PROVIDED RECORDS:
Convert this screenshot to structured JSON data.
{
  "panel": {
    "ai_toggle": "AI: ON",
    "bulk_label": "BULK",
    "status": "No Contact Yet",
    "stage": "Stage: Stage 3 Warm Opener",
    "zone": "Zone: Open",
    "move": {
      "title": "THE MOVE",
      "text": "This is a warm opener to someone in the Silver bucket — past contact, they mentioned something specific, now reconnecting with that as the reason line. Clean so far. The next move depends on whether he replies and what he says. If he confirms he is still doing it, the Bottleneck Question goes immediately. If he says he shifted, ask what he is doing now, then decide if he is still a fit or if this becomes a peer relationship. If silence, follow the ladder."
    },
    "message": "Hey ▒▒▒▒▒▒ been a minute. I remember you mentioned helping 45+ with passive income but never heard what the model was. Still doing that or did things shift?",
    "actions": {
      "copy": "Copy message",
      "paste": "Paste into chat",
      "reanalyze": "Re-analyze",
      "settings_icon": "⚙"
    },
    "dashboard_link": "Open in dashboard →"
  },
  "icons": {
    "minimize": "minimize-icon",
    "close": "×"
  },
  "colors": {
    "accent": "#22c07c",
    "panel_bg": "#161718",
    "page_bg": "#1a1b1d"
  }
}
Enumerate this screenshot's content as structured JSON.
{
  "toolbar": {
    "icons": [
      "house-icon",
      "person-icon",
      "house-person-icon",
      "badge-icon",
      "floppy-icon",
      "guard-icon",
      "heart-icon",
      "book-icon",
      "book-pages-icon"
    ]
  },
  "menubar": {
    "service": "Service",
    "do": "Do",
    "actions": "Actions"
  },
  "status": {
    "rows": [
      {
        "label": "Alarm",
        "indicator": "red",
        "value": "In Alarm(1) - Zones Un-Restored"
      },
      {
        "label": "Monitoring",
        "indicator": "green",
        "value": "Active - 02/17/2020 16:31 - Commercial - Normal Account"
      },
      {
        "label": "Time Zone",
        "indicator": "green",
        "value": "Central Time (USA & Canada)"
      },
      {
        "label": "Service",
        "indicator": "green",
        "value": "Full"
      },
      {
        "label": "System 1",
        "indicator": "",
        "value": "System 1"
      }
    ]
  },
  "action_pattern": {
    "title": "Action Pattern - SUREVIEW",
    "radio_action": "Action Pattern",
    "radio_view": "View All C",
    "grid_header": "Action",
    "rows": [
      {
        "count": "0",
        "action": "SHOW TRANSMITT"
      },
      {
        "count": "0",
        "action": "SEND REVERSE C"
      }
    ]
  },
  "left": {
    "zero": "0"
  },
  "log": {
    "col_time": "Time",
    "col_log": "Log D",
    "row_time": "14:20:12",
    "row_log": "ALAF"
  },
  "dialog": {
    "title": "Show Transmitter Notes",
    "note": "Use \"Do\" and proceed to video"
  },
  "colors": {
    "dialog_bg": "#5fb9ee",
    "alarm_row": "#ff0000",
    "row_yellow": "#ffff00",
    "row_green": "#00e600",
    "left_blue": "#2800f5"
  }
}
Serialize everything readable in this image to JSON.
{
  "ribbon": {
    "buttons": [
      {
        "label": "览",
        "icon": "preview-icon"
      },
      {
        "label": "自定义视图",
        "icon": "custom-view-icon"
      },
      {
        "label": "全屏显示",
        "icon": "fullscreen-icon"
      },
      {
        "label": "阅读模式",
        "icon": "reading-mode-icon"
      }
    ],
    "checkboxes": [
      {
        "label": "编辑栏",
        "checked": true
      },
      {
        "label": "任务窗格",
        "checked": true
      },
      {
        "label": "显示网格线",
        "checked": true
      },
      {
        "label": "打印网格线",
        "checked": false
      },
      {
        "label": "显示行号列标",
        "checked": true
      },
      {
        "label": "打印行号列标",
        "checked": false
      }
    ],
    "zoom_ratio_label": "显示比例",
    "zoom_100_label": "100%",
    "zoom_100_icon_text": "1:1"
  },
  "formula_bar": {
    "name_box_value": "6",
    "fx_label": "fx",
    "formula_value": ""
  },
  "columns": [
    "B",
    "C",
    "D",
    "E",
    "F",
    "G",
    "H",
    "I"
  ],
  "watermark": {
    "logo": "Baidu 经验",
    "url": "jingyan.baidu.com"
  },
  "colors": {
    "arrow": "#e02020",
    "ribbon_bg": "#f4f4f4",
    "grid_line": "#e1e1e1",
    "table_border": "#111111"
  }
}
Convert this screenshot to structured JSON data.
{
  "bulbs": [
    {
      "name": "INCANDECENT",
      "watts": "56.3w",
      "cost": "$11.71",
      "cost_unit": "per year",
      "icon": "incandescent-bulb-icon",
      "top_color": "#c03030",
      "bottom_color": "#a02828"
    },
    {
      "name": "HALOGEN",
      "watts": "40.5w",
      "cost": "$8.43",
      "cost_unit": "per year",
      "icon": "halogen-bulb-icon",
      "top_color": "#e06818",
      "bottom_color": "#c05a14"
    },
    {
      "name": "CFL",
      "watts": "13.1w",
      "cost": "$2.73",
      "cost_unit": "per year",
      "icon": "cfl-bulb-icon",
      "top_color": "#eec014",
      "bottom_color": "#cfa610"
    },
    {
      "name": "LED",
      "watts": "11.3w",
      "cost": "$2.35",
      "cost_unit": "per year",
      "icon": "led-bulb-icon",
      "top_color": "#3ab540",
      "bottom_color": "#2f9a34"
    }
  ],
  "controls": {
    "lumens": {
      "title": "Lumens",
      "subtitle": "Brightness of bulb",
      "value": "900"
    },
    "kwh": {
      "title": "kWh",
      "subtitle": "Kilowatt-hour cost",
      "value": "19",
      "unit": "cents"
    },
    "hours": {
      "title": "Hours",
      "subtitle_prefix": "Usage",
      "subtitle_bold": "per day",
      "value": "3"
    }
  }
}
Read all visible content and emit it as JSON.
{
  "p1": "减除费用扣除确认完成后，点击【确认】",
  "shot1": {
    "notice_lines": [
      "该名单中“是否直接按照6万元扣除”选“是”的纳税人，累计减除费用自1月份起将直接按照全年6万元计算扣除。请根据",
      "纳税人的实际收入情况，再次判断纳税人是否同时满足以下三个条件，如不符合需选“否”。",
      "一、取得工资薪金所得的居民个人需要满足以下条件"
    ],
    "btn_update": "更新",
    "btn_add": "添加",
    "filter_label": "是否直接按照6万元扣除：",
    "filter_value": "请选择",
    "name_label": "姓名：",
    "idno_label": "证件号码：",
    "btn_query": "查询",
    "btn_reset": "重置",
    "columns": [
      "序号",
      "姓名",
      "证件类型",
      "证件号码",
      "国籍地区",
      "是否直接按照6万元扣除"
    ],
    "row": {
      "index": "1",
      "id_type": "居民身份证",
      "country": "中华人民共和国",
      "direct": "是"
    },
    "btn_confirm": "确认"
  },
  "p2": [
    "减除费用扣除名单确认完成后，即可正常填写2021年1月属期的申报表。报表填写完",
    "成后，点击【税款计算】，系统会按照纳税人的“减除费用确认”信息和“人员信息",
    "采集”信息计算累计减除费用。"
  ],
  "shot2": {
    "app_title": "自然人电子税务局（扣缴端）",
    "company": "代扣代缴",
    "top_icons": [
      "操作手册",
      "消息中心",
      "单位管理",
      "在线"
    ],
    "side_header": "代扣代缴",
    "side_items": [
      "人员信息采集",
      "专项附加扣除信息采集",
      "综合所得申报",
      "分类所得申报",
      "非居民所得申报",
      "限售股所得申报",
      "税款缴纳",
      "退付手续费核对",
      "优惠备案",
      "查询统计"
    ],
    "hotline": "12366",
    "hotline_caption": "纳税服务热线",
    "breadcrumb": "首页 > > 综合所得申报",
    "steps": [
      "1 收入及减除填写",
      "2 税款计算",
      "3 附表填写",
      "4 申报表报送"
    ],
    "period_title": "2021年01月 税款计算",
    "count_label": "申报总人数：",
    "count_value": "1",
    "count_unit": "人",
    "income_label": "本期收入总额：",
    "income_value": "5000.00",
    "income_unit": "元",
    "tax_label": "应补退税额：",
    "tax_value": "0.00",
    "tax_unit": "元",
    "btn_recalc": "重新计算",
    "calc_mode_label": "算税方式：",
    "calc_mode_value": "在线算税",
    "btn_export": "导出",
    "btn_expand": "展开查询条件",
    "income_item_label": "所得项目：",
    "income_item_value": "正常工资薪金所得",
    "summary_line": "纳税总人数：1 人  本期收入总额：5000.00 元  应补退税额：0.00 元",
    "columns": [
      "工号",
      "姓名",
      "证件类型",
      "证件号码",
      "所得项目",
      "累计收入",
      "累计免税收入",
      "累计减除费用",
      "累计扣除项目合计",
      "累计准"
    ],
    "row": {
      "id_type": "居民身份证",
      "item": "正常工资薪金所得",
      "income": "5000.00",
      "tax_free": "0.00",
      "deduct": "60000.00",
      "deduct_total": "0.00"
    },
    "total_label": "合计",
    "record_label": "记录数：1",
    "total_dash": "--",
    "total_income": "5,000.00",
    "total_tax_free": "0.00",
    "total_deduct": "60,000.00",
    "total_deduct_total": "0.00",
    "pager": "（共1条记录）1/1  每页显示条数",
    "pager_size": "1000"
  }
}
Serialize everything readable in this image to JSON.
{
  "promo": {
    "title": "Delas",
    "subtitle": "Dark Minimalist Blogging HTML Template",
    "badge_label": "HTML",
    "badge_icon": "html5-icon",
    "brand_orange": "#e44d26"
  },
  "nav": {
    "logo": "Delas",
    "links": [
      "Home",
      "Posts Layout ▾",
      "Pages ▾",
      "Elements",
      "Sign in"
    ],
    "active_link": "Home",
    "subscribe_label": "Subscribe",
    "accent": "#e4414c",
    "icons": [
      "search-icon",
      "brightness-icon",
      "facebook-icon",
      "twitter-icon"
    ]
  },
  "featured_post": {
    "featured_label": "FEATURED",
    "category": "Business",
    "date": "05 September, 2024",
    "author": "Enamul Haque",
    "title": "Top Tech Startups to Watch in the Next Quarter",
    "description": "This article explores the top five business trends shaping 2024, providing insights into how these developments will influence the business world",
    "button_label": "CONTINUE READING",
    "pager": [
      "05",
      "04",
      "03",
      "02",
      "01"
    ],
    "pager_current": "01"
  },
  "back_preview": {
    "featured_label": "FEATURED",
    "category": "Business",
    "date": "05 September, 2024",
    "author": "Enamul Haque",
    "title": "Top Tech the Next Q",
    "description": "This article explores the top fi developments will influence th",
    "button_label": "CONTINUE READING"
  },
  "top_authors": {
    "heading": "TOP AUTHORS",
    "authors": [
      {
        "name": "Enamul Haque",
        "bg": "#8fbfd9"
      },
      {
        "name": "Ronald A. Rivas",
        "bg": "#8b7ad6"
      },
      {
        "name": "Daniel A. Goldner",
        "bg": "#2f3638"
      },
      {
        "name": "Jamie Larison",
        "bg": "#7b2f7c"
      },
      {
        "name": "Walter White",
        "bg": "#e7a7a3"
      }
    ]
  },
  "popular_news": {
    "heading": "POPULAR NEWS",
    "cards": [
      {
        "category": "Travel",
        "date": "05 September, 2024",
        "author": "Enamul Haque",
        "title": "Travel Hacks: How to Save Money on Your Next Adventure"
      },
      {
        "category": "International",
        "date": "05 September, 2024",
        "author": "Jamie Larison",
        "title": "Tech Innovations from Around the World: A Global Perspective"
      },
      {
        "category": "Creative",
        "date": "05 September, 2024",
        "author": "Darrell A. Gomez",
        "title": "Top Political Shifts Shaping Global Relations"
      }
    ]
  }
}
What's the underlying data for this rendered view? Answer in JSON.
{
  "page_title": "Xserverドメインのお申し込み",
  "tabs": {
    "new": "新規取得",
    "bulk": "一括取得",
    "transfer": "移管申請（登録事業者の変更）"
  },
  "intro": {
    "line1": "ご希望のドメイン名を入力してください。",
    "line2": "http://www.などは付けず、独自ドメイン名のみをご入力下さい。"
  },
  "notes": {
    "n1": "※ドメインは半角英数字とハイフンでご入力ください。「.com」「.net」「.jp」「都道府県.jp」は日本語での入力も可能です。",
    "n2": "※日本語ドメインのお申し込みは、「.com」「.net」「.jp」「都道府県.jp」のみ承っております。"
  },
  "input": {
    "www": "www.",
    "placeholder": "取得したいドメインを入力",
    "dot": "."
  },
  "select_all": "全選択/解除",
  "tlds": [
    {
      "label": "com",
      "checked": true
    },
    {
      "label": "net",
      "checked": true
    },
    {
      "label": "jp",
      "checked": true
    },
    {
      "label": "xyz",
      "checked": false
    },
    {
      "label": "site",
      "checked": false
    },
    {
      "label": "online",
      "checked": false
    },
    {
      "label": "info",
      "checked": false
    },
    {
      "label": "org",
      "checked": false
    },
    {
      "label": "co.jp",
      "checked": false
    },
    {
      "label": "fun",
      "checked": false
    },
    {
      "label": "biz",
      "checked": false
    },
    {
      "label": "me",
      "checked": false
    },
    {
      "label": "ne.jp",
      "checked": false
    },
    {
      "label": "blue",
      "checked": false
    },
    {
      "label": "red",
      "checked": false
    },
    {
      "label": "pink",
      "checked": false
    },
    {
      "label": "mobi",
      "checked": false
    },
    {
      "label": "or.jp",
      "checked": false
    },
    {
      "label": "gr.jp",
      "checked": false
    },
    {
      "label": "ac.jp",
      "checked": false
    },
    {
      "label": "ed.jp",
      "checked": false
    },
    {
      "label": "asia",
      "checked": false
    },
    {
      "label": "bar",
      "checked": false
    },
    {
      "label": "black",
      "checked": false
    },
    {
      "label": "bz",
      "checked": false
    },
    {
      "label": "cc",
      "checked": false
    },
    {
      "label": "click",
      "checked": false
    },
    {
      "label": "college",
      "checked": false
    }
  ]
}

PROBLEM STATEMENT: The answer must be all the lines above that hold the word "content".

WRITTEN RESPONSE:
Enumerate this screenshot's content as structured JSON.
Read all visible content and emit it as JSON.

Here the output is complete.